Islamic extremism and boycott are preventing Israel and Palestine from reaching peace, according to a top Israeli official.
The official made the remark as the two countries commemorate the first anniversary of the 2014 Gaza War, in which some 2,200 Palestinians and 71 Israelis were killed.
The official said Israel is willing to restart negotiations to reach peace with the Palestinians but claimed its efforts to do so are impeded by extremist Islamists.
"It has been said for years that the Israel-Palestine conflict drives extremism, but I say the opposite: Islamic extremism is preventing peace. We could sign a peace treaty, but extremists are preventing it," he told IBTimes UK.
"We are willing to start negotiations immediately with Palestine, but we are going to deal with Hamas [Palestinian militant organisation] once it recognises Israel [has a] right to exist. At the moment, Hamas says Israel should be destroyed."

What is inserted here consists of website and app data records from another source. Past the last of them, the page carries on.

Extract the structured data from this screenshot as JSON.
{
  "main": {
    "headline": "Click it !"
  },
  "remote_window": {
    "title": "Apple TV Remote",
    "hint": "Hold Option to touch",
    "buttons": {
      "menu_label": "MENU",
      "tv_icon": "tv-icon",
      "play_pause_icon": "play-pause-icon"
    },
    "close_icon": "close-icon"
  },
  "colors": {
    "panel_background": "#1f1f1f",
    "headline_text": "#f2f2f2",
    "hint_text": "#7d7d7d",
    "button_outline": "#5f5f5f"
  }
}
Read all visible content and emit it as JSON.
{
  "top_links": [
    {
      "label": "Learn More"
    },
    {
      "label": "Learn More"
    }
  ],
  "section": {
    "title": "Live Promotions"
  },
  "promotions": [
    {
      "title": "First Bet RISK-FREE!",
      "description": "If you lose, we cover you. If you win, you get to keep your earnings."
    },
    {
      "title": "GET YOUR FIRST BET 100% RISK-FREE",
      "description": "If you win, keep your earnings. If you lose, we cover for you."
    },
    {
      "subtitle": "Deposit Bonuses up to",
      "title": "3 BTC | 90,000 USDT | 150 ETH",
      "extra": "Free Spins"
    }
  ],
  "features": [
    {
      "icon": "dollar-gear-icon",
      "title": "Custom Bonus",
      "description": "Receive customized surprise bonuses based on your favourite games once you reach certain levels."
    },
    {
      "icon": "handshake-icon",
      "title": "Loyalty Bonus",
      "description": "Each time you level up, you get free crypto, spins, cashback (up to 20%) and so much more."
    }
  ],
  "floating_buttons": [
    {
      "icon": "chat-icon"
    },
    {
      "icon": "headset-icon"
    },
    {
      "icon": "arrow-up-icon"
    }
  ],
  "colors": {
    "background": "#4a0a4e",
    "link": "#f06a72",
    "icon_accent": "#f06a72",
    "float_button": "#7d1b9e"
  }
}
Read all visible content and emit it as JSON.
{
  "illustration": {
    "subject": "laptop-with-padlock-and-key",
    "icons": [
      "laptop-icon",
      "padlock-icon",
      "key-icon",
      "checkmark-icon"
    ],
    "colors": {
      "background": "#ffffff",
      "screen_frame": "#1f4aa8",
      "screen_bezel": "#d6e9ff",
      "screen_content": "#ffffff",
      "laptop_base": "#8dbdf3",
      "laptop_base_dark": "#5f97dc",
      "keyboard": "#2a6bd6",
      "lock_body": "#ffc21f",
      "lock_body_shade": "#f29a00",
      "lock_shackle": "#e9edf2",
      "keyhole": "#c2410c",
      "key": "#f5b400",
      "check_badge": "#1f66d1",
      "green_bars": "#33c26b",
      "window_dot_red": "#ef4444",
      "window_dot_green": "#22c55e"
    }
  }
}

The official said Israel is committed to helping with the reconstruction and humanitarian work in Gaza but warned that another conflict might erupt due to the failure of negotiations between the two parties.
"There are no illusions. Unless Hamas changes, we have to presume that there will be another round, unfortunately. There is a theory that Israelis don't get it, all we have to do is to move the settlements and go back to the 1967 border, but this is exactly what we did in the past," he said.
The official is confident the two countries can achieve the two-state solution, but only when Palestinians are "willing to deal with our concerns". He added: "When they talk about me they call me an imperialist, a colonialist. They are very happy to talk about what bothers them as if they are the only audience, they are not willing to discuss what's important for us."
Samer F Makhlouf, director of NGO One Voice Palestine, told IBTimes UK the Gaza War has prompted many Palestinians to lose hope regarding the two-state solution.
"The Gaza War has not just been an unfortunate loss of people, but it also had a negative impact on Palestinians," he said. "We are very concerned now as the support of the solution is diminishing and Palestinians think it is no longer applicable. We advocate for non-violence as a violent resistance is not the right approach."
Makhlouf also said settlements make Palestinians angry and the Israeli occupation creates lots of difficulties.
He said: "Settlements grow on a daily basis and people get confused and angry. We reject the settlement enterprise and the occupation, which causes daily difficulties. For example, we are not allowed to have 3G on our phones for security reasons and if I want to visit Jerusalem, I need a permit. They [Israel] are controlling everything."
Makhlouf urged the Palestinians to be united and solve internal conflicts in order to reach an agreement with Israel and end the occupation.
"We have internal conflicts, we haven't had elections in 10 years, there is a lack of democracy and accountability," he said. "We have to stay united to be able to end the occupation."
In 2010, a South Africa's anti-apartheid-inspired movement known as BDS (Boycott, Divestment and Sanctions) was created with the aim of boycotting Israeli products to promote Palestinian independence.
The movement, supported by many, has also been slammed as an anti-Semitic campaign which undermines the Palestinian economy that relies on Israel.
In July, Omar Barghouti, one of the group's co-founders, told news agency AP: "BDS is winning the battles for hearts and minds across the world, despite Israel's still hegemonic influence among governments in the US and Europe.
"We are now beginning to harvest the fruits of 10 years of strategic, morally consistent and undeniably effective BDS campaigning."
The official said BDS is not negatively impacting Israel's economy but it undermines the peace process and "condemns the Palestinians to the status quo". He pointed out: "It sends the message that Palestinians should not negotiate with a country that has been boycotted."
The UN report on Gaza War
In June, the UN Human Rights Council released a report that alleged both Hamas and Israel Defense Forces (IDF) committed war crimes during the Gaza conflict.
The investigation accused Israel of failing to provide enough information regarding the specific military objectives of its attacks, noting security concerns "do not relieve the authorities of their obligations under international law" and that "there are strong indications that these attacks could be disproportionate, and therefore amount to a war crime".
Israel rejected the report, accusing it of being biased.
"First of all the institution is biased and two consecutive UN secretary generals, Ban Ki-moon and Kofi Annan, have criticised the council for being biased," the official said.
"There have been more resolutions in Israel than Iraq, Syria and North Korea together. It's ridiculous, it's wrong, it's manipulation of the UN system. But this how the UN system works," he continued, adding that an independent inquiry is needed.
"Misidentification of a target is not a crime. We have a supreme court that is known internationally for independency and professionalism. If people have allegations of soldiers behaving in a way that is not proper, we have our own system of review to determine whether those allegations are valid."
IBTimes UK's reporter travelled to Israel courtesy of Bicom.